When we got there, the staff tried to put us at our ease, and offered us tea and a selection of home made cakes! But alas, we were too nervous even to eat cake! However, as soon as we got started, we realised that this very large group of pupils were keen to learn from us, and really listened to what we had to say to them about writing. I was amazed at their responsiveness and interaction. They had no fears about participating in the little imaginative exercises we gave them. They had no problem generating a plot from the one sentence. 

We did some readings of flash fiction, poetry, and from my novel, which they applauded. So I was pleased they weren't too bored. They seemed a bright lot, who are very interested in Creative Writing, and write their own stories in different genres - Fantasy, Young Adult, Science Fiction, and more serious topics, such as racism. I gave them a handout of my Top Tips for Writing, and some Writing Magazines.

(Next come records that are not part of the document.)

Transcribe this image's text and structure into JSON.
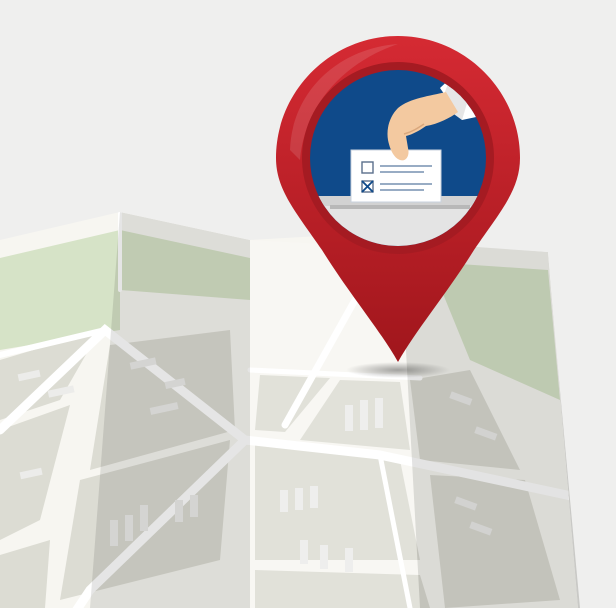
{
  "illustration": {
    "background_color": "#efefee",
    "map": {
      "paper_color": "#f7f6f1",
      "park_color": "#d6e3c7",
      "block_color": "#dcdcd3",
      "road_color": "#ffffff",
      "edge_color": "#c9c9c6",
      "fold_shadow": "#000000"
    },
    "pin": {
      "color": "#c8202a",
      "color_dark": "#8e1519",
      "inner_ring": "#a51b22",
      "disc_color": "#0f4a8a"
    },
    "ballot": {
      "paper_color": "#ffffff",
      "box_color": "#e4e4e4",
      "line_color": "#8aa0bb",
      "mark_color": "#0f4a8a",
      "hand_color": "#f3c9a0",
      "sleeve_color": "#ffffff"
    },
    "icons": [
      "map-icon",
      "location-pin-icon",
      "ballot-box-icon",
      "hand-icon",
      "checkbox-icon"
    ]
  }
}
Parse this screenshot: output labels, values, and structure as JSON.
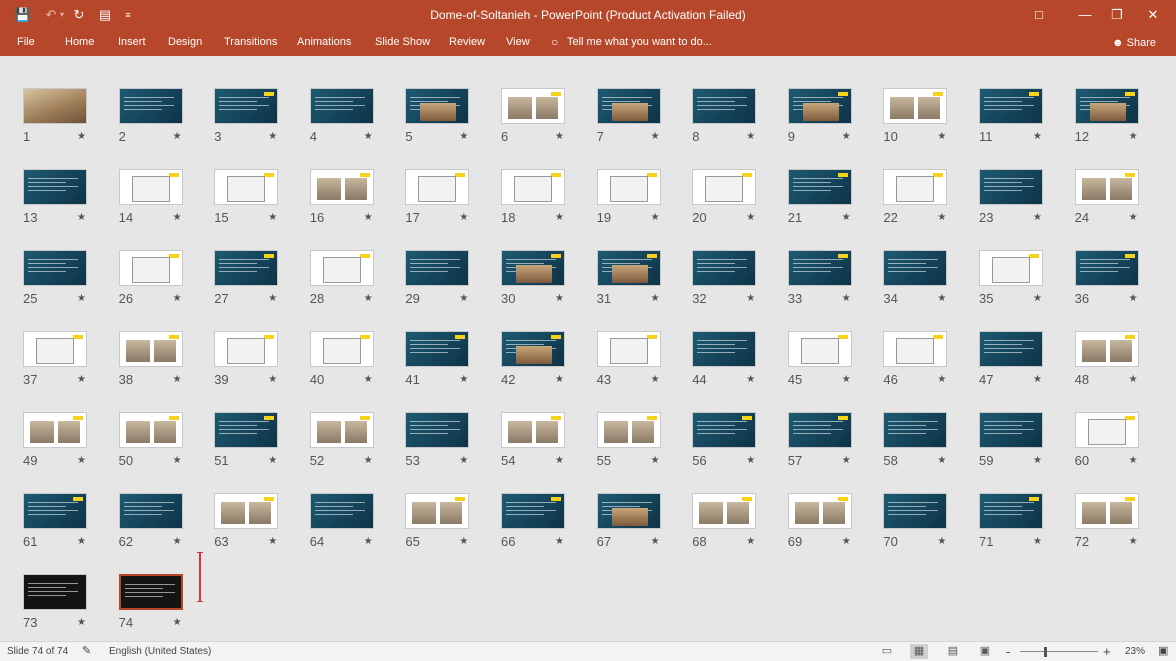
{
  "window": {
    "title": "Dome-of-Soltanieh - PowerPoint (Product Activation Failed)",
    "qat_icons": [
      "save-icon",
      "undo-icon",
      "redo-icon",
      "start-from-beginning-icon",
      "customize-qat-icon"
    ],
    "controls": [
      "ribbon-display-options-icon",
      "minimize-icon",
      "restore-icon",
      "close-icon"
    ]
  },
  "ribbon": {
    "tabs": [
      "File",
      "Home",
      "Insert",
      "Design",
      "Transitions",
      "Animations",
      "Slide Show",
      "Review",
      "View"
    ],
    "tell_me": "Tell me what you want to do...",
    "share": "Share"
  },
  "sorter": {
    "star": "★",
    "selected": 74,
    "slides": [
      "1",
      "2",
      "3",
      "4",
      "5",
      "6",
      "7",
      "8",
      "9",
      "10",
      "11",
      "12",
      "13",
      "14",
      "15",
      "16",
      "17",
      "18",
      "19",
      "20",
      "21",
      "22",
      "23",
      "24",
      "25",
      "26",
      "27",
      "28",
      "29",
      "30",
      "31",
      "32",
      "33",
      "34",
      "35",
      "36",
      "37",
      "38",
      "39",
      "40",
      "41",
      "42",
      "43",
      "44",
      "45",
      "46",
      "47",
      "48",
      "49",
      "50",
      "51",
      "52",
      "53",
      "54",
      "55",
      "56",
      "57",
      "58",
      "59",
      "60",
      "61",
      "62",
      "63",
      "64",
      "65",
      "66",
      "67",
      "68",
      "69",
      "70",
      "71",
      "72",
      "73",
      "74"
    ]
  },
  "status": {
    "slide_info": "Slide 74 of 74",
    "language": "English (United States)",
    "zoom": "23%",
    "view_icons": [
      "normal-view-icon",
      "slide-sorter-view-icon",
      "reading-view-icon",
      "slide-show-icon"
    ],
    "zoom_out": "-",
    "zoom_in": "+"
  },
  "colors": {
    "accent": "#b7472a",
    "slide_theme": "#1f4e66",
    "highlight": "#f6d21b"
  }
}
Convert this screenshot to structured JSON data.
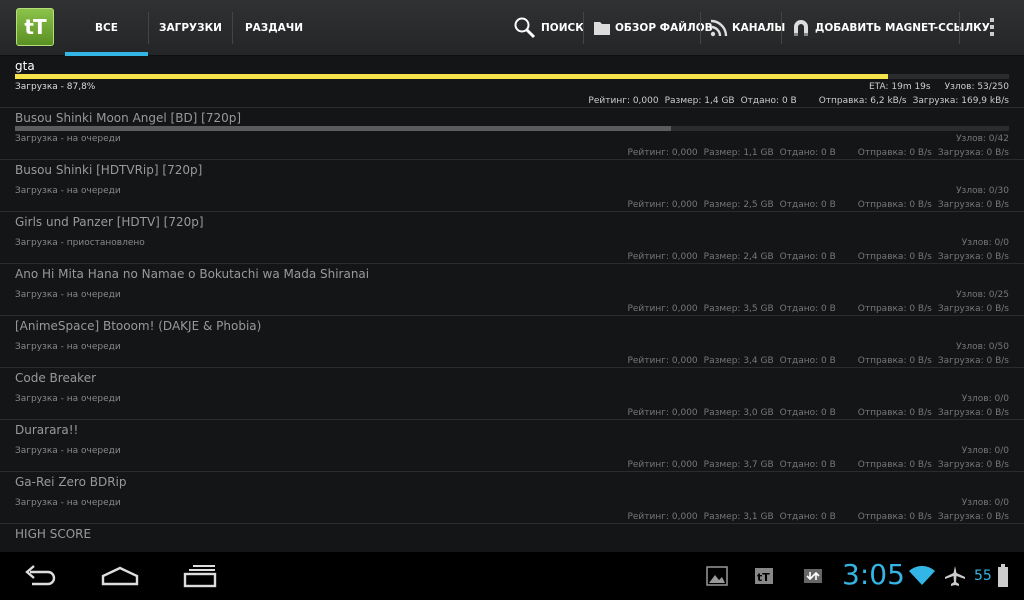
{
  "app": {
    "logo_text": "tT",
    "tabs": [
      {
        "label": "ВСЕ",
        "active": true
      },
      {
        "label": "ЗАГРУЗКИ",
        "active": false
      },
      {
        "label": "РАЗДАЧИ",
        "active": false
      }
    ],
    "actions": [
      {
        "label": "ПОИСК",
        "icon": "search-icon"
      },
      {
        "label": "ОБЗОР ФАЙЛОВ",
        "icon": "folder-icon"
      },
      {
        "label": "КАНАЛЫ",
        "icon": "rss-icon"
      },
      {
        "label": "ДОБАВИТЬ MAGNET-ССЫЛКУ",
        "icon": "magnet-icon"
      }
    ]
  },
  "torrents": [
    {
      "name": "gta",
      "progress": 0.878,
      "status": "Загрузка - 87,8%",
      "eta": "ETA: 19m 19s",
      "peers": "Узлов: 53/250",
      "rating": "Рейтинг: 0,000",
      "size": "Размер: 1,4 GB",
      "uploaded": "Отдано: 0 B",
      "up_speed": "Отправка: 6,2 kB/s",
      "down_speed": "Загрузка: 169,9 kB/s",
      "active": true
    },
    {
      "name": "Busou Shinki Moon Angel [BD] [720p]",
      "progress": 0.66,
      "status": "Загрузка - на очереди",
      "eta": "",
      "peers": "Узлов: 0/42",
      "rating": "Рейтинг: 0,000",
      "size": "Размер: 1,1 GB",
      "uploaded": "Отдано: 0 B",
      "up_speed": "Отправка: 0 B/s",
      "down_speed": "Загрузка: 0 B/s",
      "active": false
    },
    {
      "name": "Busou Shinki [HDTVRip] [720p]",
      "progress": 0,
      "status": "Загрузка - на очереди",
      "eta": "",
      "peers": "Узлов: 0/30",
      "rating": "Рейтинг: 0,000",
      "size": "Размер: 2,5 GB",
      "uploaded": "Отдано: 0 B",
      "up_speed": "Отправка: 0 B/s",
      "down_speed": "Загрузка: 0 B/s",
      "active": false
    },
    {
      "name": "Girls und Panzer [HDTV] [720p]",
      "progress": 0,
      "status": "Загрузка - приостановлено",
      "eta": "",
      "peers": "Узлов: 0/0",
      "rating": "Рейтинг: 0,000",
      "size": "Размер: 2,4 GB",
      "uploaded": "Отдано: 0 B",
      "up_speed": "Отправка: 0 B/s",
      "down_speed": "Загрузка: 0 B/s",
      "active": false
    },
    {
      "name": "Ano Hi Mita Hana no Namae o Bokutachi wa Mada Shiranai",
      "progress": 0,
      "status": "Загрузка - на очереди",
      "eta": "",
      "peers": "Узлов: 0/25",
      "rating": "Рейтинг: 0,000",
      "size": "Размер: 3,5 GB",
      "uploaded": "Отдано: 0 B",
      "up_speed": "Отправка: 0 B/s",
      "down_speed": "Загрузка: 0 B/s",
      "active": false
    },
    {
      "name": "[AnimeSpace] Btooom! (DAKJE & Phobia)",
      "progress": 0,
      "status": "Загрузка - на очереди",
      "eta": "",
      "peers": "Узлов: 0/50",
      "rating": "Рейтинг: 0,000",
      "size": "Размер: 3,4 GB",
      "uploaded": "Отдано: 0 B",
      "up_speed": "Отправка: 0 B/s",
      "down_speed": "Загрузка: 0 B/s",
      "active": false
    },
    {
      "name": "Code Breaker",
      "progress": 0,
      "status": "Загрузка - на очереди",
      "eta": "",
      "peers": "Узлов: 0/0",
      "rating": "Рейтинг: 0,000",
      "size": "Размер: 3,0 GB",
      "uploaded": "Отдано: 0 B",
      "up_speed": "Отправка: 0 B/s",
      "down_speed": "Загрузка: 0 B/s",
      "active": false
    },
    {
      "name": "Durarara!!",
      "progress": 0,
      "status": "Загрузка - на очереди",
      "eta": "",
      "peers": "Узлов: 0/0",
      "rating": "Рейтинг: 0,000",
      "size": "Размер: 3,7 GB",
      "uploaded": "Отдано: 0 B",
      "up_speed": "Отправка: 0 B/s",
      "down_speed": "Загрузка: 0 B/s",
      "active": false
    },
    {
      "name": "Ga-Rei Zero BDRip",
      "progress": 0,
      "status": "Загрузка - на очереди",
      "eta": "",
      "peers": "Узлов: 0/0",
      "rating": "Рейтинг: 0,000",
      "size": "Размер: 3,1 GB",
      "uploaded": "Отдано: 0 B",
      "up_speed": "Отправка: 0 B/s",
      "down_speed": "Загрузка: 0 B/s",
      "active": false
    },
    {
      "name": "HIGH SCORE",
      "progress": 0,
      "status": "",
      "eta": "",
      "peers": "",
      "rating": "",
      "size": "",
      "uploaded": "",
      "up_speed": "",
      "down_speed": "",
      "active": false
    }
  ],
  "system": {
    "clock": "3:05",
    "battery": "55",
    "accent": "#33b5e5",
    "progress_color": "#f4e34a"
  }
}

The school later got in touch with positive feedback. The pupils enjoyed our visit, and the school hopes to invite us back next year. I say that hour spent there was well worth it, and I hope that our visit creates a positive memory for them. I would not be surprised if one of two of them turn out to take up writing seriously. Seriously! I was impressed.